There was, however, also some disappointment. Some observers argue that the aggressive inflation-fighting response, at the possible expense of economic growth, re-ignites concerns of periphery vulnerabilities and of fragmentation. With little to assuage investor concerns of spread widening as European economic growth falters, there is a danger that the ECB may be perceived as stepping back from any role as a potential backstop. And with that, perhaps there could be the beginnings of another crisis on the periphery.  


The yen has had another lurch down, with USD/JPY touching highs not seen for over two decades and nearing levels last witnessed in the previous century. With the economy recovering post-omicron wave, and headline inflation (finally) nearing target range, some are now arguing that the Bank of Japan may start to care rather more about the weakness in the currency, given the risk of even higher inflation from rising import costs.

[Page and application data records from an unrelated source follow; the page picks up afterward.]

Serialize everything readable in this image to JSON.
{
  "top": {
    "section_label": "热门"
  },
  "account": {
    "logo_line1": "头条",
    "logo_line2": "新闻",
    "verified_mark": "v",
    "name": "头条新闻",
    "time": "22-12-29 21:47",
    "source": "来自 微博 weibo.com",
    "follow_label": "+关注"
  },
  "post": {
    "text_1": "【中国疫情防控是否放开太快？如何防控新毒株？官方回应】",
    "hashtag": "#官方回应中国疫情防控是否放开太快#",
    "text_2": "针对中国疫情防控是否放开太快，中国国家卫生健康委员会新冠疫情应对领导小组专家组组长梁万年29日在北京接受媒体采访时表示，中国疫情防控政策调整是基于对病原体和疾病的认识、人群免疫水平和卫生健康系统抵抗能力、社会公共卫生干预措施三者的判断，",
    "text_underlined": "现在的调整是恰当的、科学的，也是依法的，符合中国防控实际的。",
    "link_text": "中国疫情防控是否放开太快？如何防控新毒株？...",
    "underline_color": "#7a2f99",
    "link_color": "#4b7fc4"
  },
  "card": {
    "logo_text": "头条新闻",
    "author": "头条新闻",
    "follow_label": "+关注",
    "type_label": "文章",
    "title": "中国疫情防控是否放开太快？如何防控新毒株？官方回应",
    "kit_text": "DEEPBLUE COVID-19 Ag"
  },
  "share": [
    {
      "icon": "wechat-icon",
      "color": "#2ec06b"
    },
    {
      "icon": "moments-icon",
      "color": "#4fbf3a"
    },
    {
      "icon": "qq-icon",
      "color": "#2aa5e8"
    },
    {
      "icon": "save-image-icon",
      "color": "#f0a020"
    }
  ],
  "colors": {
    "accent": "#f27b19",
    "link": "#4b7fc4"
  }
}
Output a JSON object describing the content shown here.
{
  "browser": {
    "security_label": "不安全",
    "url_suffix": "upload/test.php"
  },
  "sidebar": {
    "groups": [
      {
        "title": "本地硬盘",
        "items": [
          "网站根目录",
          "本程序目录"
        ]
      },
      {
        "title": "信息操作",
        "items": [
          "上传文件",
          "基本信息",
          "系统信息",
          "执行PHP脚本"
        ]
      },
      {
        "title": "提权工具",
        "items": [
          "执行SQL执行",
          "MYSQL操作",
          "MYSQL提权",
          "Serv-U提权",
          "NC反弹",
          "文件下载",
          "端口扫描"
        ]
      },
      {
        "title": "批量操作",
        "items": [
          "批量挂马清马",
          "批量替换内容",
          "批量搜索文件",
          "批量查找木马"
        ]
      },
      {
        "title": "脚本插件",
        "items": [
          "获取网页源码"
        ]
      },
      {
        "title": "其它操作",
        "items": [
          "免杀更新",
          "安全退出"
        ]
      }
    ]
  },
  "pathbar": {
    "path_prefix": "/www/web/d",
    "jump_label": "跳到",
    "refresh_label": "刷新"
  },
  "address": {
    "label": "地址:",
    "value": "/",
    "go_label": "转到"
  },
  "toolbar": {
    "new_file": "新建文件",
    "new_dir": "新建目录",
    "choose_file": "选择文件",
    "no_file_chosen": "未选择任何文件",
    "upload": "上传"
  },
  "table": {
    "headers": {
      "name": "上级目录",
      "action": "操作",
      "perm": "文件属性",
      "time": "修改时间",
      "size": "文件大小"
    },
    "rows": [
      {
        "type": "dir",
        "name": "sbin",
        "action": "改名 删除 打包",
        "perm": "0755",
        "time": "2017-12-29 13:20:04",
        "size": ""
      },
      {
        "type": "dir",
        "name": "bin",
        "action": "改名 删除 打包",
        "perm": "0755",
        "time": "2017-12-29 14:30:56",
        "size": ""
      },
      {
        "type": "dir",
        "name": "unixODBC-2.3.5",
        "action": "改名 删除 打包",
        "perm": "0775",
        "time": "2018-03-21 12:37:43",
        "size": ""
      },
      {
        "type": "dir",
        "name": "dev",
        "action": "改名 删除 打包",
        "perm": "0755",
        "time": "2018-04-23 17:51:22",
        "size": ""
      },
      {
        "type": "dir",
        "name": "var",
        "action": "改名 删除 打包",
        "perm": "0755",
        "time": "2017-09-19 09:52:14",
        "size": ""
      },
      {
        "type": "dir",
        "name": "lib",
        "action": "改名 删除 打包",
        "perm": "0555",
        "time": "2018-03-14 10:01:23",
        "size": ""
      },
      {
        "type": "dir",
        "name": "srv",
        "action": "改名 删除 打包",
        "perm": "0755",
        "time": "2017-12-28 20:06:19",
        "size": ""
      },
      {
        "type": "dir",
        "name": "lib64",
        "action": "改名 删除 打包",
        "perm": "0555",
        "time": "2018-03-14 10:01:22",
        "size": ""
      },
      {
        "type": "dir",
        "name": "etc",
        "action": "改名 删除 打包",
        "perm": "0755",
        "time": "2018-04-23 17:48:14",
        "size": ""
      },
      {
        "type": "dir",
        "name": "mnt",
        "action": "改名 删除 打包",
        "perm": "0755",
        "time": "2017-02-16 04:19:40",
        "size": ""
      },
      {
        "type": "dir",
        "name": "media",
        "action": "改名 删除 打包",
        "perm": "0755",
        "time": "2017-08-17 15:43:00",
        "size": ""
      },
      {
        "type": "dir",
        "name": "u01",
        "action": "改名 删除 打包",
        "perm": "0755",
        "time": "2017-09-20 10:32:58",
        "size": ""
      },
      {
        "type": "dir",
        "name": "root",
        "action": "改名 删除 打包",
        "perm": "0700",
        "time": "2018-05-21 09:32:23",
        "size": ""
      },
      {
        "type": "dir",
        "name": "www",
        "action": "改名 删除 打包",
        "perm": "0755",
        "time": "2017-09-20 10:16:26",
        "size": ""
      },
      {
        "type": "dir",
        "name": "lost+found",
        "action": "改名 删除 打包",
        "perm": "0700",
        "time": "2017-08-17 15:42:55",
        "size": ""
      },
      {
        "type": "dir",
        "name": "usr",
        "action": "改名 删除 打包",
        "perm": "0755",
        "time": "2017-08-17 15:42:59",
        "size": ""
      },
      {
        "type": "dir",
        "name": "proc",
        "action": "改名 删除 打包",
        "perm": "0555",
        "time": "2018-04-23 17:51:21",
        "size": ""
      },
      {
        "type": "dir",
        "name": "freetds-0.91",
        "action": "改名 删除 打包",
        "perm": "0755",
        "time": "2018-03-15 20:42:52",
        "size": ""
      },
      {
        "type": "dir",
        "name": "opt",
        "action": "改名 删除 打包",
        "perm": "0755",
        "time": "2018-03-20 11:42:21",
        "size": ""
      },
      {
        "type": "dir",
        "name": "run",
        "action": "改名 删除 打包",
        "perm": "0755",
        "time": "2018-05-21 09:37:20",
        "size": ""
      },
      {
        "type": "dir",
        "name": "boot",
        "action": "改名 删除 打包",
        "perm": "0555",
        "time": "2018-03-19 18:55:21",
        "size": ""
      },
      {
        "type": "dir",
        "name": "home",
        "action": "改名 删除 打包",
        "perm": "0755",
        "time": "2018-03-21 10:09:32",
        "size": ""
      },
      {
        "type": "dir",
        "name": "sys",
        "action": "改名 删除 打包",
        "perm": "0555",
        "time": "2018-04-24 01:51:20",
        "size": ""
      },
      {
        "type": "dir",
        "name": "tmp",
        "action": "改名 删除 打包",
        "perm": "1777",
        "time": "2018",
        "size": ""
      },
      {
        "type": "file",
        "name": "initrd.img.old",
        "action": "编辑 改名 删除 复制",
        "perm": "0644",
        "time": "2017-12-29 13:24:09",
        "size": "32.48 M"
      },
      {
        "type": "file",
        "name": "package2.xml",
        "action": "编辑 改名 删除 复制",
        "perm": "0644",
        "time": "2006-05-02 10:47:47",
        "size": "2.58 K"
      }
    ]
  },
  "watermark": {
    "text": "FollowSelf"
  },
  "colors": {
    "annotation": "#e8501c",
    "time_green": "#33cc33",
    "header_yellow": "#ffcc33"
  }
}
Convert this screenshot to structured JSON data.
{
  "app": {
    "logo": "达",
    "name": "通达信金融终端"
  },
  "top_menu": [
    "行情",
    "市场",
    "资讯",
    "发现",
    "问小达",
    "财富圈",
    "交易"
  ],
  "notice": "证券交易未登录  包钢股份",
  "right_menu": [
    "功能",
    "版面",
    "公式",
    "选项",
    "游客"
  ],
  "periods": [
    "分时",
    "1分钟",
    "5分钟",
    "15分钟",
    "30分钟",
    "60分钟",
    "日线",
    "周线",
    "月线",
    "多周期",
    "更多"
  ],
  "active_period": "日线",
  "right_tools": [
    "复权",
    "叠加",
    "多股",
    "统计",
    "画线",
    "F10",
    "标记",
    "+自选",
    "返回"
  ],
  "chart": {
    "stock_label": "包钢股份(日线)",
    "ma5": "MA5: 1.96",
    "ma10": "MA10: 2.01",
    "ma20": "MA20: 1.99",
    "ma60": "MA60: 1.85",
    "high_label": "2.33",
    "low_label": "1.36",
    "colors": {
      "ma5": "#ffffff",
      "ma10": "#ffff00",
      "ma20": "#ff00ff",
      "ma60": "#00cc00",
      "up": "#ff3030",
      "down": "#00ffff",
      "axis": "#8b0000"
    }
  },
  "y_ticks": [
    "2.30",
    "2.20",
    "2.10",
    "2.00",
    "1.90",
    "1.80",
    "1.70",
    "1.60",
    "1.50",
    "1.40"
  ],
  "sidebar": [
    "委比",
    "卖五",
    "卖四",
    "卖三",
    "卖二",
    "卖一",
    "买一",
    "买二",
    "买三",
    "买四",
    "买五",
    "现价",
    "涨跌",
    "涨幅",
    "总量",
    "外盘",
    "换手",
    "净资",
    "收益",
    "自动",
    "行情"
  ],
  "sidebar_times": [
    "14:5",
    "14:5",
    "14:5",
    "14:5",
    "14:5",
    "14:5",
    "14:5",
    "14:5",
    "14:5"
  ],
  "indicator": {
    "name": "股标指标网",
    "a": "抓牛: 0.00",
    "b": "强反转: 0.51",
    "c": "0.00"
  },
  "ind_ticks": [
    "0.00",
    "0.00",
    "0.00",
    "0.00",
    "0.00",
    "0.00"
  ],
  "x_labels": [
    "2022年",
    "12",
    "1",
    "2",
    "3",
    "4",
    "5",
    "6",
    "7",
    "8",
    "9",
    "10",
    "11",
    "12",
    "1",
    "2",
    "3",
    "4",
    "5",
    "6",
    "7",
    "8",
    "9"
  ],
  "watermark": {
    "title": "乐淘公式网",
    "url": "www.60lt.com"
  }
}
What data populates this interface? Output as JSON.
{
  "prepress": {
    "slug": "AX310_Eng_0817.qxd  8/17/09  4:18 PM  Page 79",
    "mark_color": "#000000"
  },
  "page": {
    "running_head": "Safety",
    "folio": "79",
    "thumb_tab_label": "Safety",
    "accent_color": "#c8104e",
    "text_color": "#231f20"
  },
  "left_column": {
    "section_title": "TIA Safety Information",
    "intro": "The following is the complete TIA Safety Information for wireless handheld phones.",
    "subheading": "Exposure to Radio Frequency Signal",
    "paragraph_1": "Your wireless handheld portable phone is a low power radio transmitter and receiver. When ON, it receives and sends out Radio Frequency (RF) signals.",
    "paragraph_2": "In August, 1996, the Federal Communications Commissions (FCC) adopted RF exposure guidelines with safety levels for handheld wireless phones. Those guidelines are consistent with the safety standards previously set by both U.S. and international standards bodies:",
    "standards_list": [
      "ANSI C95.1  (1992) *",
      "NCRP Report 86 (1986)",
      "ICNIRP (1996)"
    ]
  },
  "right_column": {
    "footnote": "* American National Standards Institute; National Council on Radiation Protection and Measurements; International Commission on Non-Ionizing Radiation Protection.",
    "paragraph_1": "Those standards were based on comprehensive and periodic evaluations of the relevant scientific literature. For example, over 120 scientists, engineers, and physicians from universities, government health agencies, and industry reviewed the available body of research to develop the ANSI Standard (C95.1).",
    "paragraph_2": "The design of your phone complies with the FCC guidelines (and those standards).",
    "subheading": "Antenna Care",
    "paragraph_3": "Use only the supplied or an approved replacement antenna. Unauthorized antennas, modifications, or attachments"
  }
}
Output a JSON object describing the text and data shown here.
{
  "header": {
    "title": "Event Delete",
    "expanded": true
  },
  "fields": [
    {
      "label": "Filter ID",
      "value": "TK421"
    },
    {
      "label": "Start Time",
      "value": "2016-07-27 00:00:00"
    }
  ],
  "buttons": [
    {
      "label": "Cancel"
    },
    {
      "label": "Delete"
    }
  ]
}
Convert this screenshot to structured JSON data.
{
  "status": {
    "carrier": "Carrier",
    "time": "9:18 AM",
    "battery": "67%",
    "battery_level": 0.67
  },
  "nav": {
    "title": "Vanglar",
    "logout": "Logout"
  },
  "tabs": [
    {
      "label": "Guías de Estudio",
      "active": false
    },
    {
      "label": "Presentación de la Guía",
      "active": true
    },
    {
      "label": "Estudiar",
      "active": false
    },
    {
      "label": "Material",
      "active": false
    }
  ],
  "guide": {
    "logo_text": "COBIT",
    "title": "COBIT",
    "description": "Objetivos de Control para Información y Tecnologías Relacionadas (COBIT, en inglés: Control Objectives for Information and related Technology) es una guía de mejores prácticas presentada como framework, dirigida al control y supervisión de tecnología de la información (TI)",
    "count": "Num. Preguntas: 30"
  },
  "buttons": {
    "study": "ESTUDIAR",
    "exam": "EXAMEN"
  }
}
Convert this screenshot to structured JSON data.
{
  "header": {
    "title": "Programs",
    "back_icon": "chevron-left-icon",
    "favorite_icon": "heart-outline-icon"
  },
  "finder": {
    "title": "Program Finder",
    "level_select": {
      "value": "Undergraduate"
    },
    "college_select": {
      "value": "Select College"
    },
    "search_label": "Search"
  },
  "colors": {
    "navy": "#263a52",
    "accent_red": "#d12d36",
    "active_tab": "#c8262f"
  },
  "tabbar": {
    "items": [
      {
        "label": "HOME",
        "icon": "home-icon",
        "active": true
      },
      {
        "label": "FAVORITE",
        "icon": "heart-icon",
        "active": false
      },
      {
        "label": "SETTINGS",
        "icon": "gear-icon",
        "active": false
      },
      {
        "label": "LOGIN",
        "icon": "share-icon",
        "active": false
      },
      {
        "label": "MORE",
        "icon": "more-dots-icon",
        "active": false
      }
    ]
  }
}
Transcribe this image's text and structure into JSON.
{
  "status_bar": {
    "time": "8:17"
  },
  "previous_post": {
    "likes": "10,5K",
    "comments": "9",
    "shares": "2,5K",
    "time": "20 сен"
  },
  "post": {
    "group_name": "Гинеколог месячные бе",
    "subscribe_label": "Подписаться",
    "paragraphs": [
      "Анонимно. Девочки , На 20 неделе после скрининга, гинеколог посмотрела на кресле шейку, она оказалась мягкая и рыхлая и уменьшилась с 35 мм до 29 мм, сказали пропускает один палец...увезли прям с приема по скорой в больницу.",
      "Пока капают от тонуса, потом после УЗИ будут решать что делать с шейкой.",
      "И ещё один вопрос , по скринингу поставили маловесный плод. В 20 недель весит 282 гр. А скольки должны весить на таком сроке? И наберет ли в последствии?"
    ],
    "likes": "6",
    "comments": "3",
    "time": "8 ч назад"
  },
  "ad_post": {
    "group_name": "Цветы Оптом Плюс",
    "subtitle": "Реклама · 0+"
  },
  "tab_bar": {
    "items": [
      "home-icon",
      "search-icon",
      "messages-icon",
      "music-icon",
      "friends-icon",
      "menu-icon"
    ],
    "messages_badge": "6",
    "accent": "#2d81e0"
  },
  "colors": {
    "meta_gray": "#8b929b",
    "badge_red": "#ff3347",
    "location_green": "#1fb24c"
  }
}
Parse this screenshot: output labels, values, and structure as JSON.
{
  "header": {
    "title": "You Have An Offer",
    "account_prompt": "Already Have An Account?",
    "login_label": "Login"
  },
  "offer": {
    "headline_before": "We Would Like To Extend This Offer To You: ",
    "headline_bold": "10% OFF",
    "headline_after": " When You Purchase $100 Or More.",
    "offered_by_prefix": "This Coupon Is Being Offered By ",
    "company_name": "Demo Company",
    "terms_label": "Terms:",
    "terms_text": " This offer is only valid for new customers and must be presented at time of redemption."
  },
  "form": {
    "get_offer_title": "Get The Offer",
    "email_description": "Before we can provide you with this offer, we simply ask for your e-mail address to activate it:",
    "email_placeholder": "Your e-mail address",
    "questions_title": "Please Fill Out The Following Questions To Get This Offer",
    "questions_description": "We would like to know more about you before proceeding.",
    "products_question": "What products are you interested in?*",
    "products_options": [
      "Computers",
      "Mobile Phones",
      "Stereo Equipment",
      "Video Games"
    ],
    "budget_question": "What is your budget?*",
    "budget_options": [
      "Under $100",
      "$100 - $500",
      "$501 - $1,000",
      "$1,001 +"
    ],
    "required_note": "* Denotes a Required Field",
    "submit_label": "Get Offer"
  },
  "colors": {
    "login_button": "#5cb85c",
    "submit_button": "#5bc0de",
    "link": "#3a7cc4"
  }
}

Japan’s current account surplus in 2022 is likely to be about half of what it was the previous year as the yen has slumped, and energy prices have soared. As domestic prices have started to rise, the government has come under considerable pressure from its voters, who are very unhappy and anxious about rising inflation.

Although previous interventions were executed at around USD/JPY 125-130, and with the trade-weighted yen about 15% undervalued – so arguably not even as cheap as it reached mid-2021 – there are still low expectations of official FX intervention today. 

Perhaps policymakers are waiting for the US economy to slow, which would likely be bearish for the dollar, and supportive for the yen. Alternatively, signs of a meaningful Japanese recovery, and thus the potential for an end to the BoJ’s yield curve control policy, would also signal a more supportive currency backdrop.